Saved data entries:

<<<<

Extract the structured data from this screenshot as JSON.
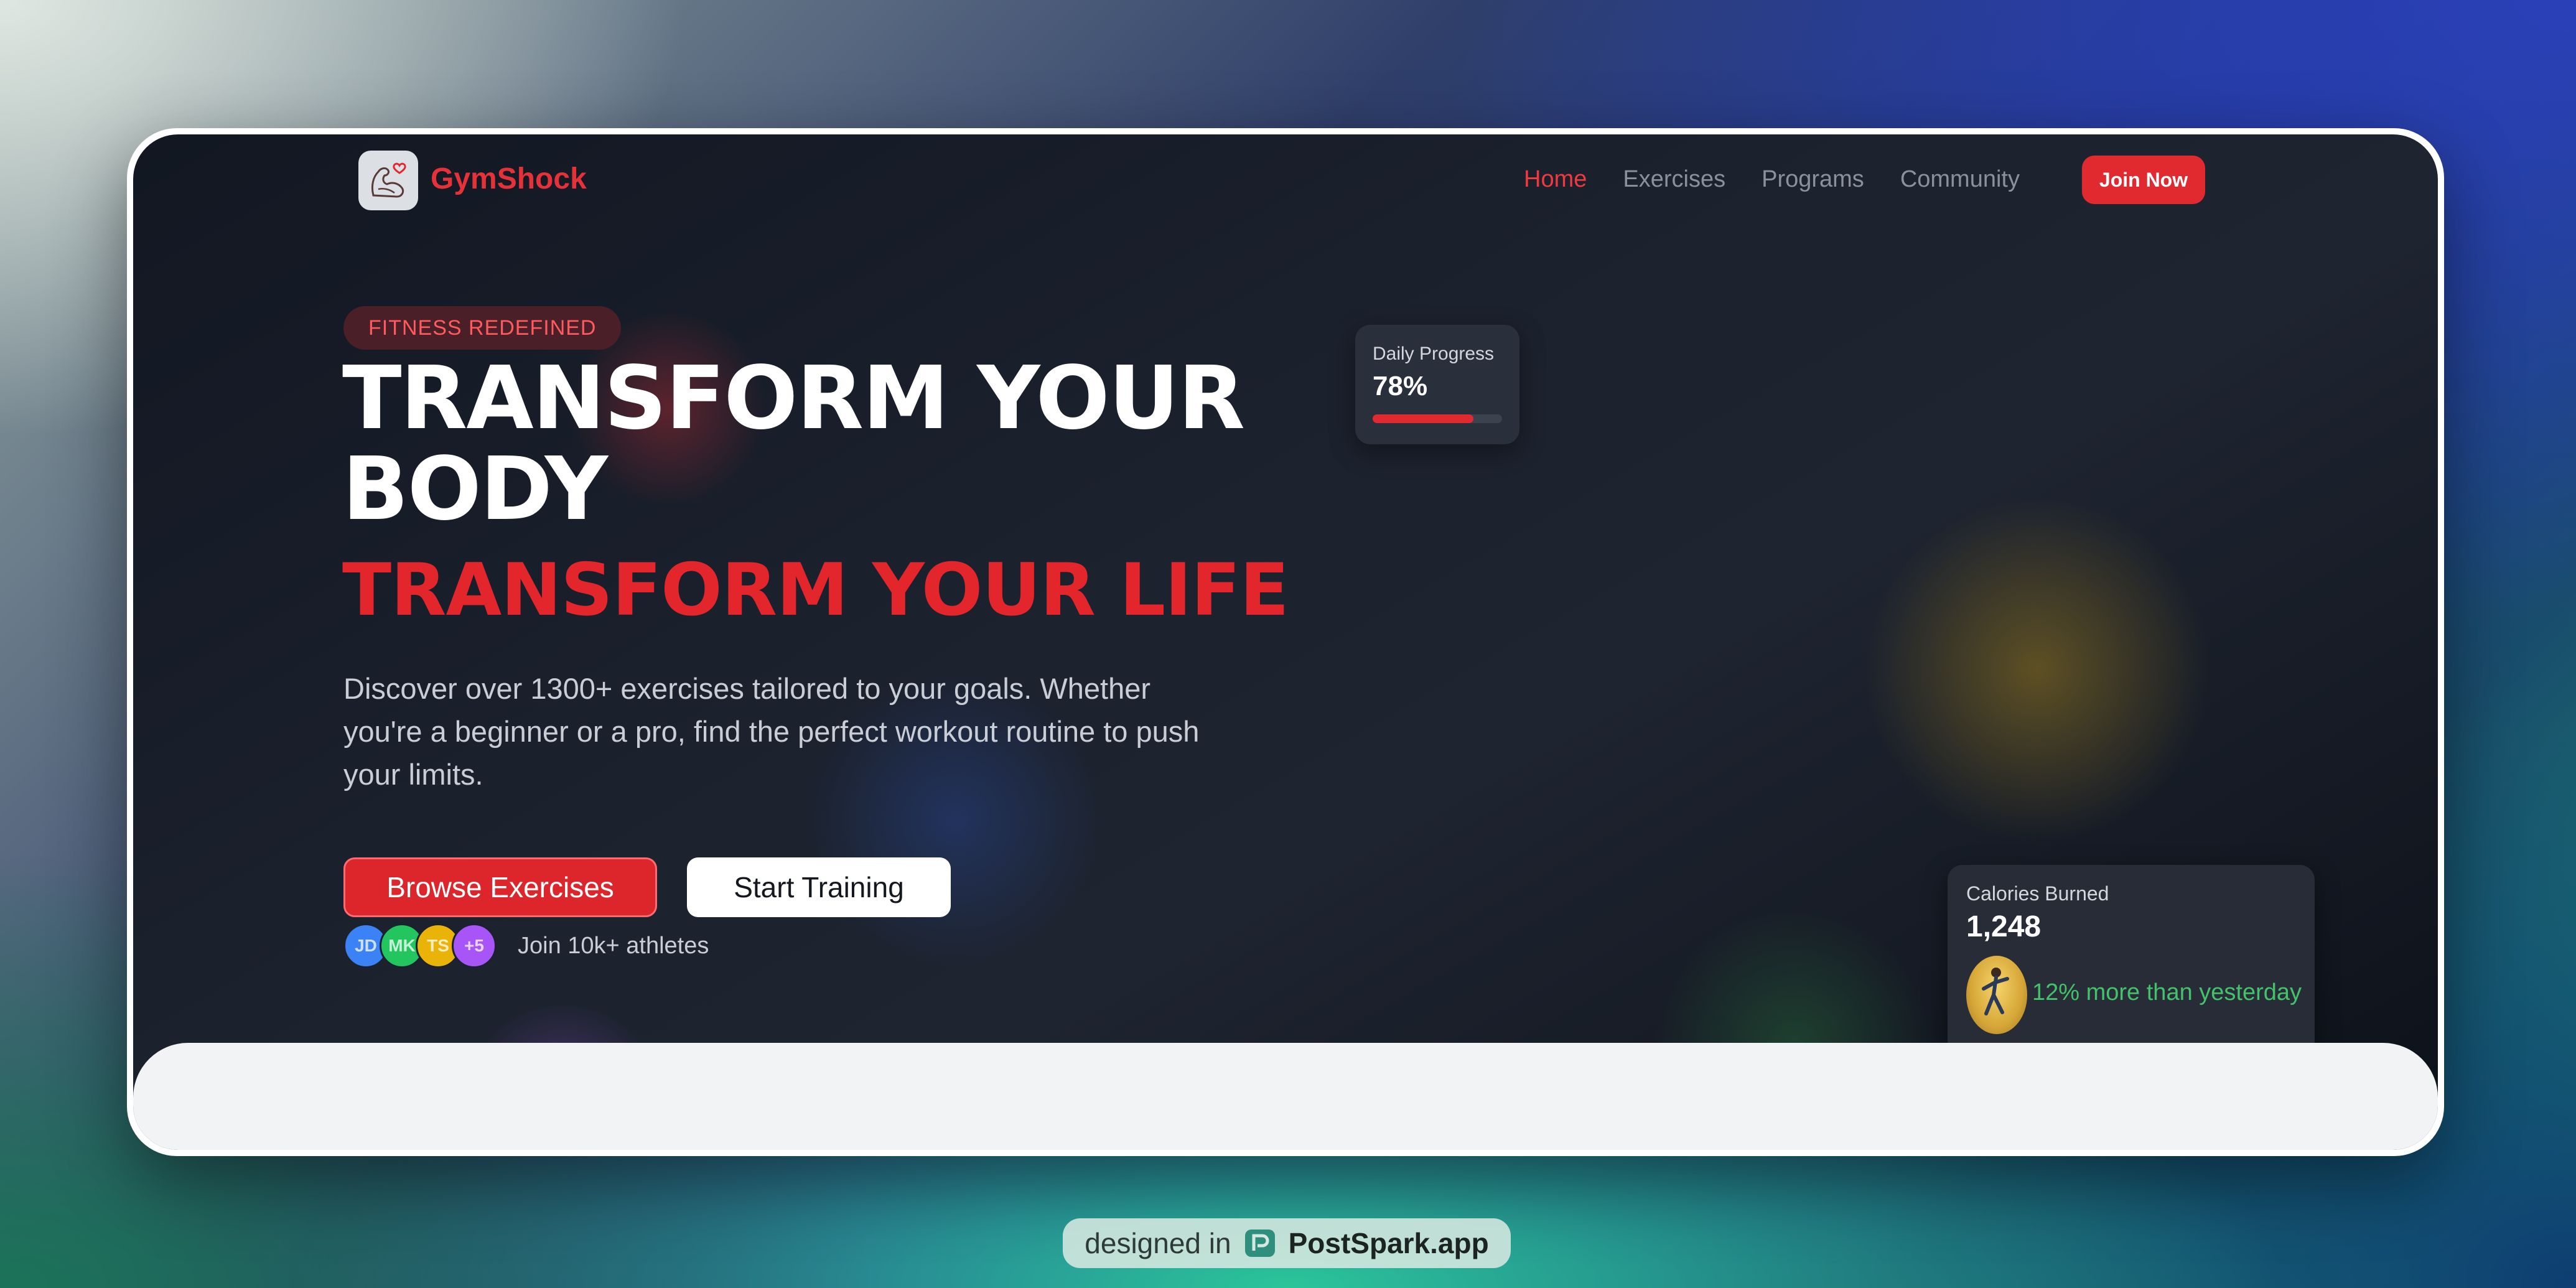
{
  "nav": {
    "brand": "GymShock",
    "links": [
      {
        "label": "Home",
        "active": true
      },
      {
        "label": "Exercises",
        "active": false
      },
      {
        "label": "Programs",
        "active": false
      },
      {
        "label": "Community",
        "active": false
      }
    ],
    "cta": "Join Now"
  },
  "hero": {
    "tagline": "FITNESS REDEFINED",
    "title": "TRANSFORM YOUR BODY",
    "title_accent": "TRANSFORM YOUR LIFE",
    "description": "Discover over 1300+ exercises tailored to your goals. Whether you're a beginner or a pro, find the perfect workout routine to push your limits.",
    "primary_button": "Browse Exercises",
    "secondary_button": "Start Training",
    "avatars": [
      {
        "initials": "JD",
        "color": "#3b82f6"
      },
      {
        "initials": "MK",
        "color": "#22c55e"
      },
      {
        "initials": "TS",
        "color": "#eab308"
      },
      {
        "initials": "+5",
        "color": "#a855f7"
      }
    ],
    "social_proof": "Join 10k+ athletes"
  },
  "stats": {
    "progress": {
      "label": "Daily Progress",
      "value": "78%",
      "percent": 78
    },
    "calories": {
      "label": "Calories Burned",
      "value": "1,248",
      "note": "12% more than yesterday"
    }
  },
  "watermark": {
    "prefix": "designed in",
    "brand": "PostSpark.app"
  },
  "colors": {
    "accent": "#e3262c",
    "success": "#43c26b",
    "background": "#1b212d"
  }
}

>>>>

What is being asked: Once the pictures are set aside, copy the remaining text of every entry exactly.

Task solution:
Extract the structured data from this screenshot as JSON.
{
  "nav": {
    "brand": "GymShock",
    "links": [
      {
        "label": "Home",
        "active": true
      },
      {
        "label": "Exercises",
        "active": false
      },
      {
        "label": "Programs",
        "active": false
      },
      {
        "label": "Community",
        "active": false
      }
    ],
    "cta": "Join Now"
  },
  "hero": {
    "tagline": "FITNESS REDEFINED",
    "title": "TRANSFORM YOUR BODY",
    "title_accent": "TRANSFORM YOUR LIFE",
    "description": "Discover over 1300+ exercises tailored to your goals. Whether you're a beginner or a pro, find the perfect workout routine to push your limits.",
    "primary_button": "Browse Exercises",
    "secondary_button": "Start Training",
    "avatars": [
      {
        "initials": "JD",
        "color": "#3b82f6"
      },
      {
        "initials": "MK",
        "color": "#22c55e"
      },
      {
        "initials": "TS",
        "color": "#eab308"
      },
      {
        "initials": "+5",
        "color": "#a855f7"
      }
    ],
    "social_proof": "Join 10k+ athletes"
  },
  "stats": {
    "progress": {
      "label": "Daily Progress",
      "value": "78%",
      "percent": 78
    },
    "calories": {
      "label": "Calories Burned",
      "value": "1,248",
      "note": "12% more than yesterday"
    }
  },
  "watermark": {
    "prefix": "designed in",
    "brand": "PostSpark.app"
  },
  "colors": {
    "accent": "#e3262c",
    "success": "#43c26b",
    "background": "#1b212d"
  }
}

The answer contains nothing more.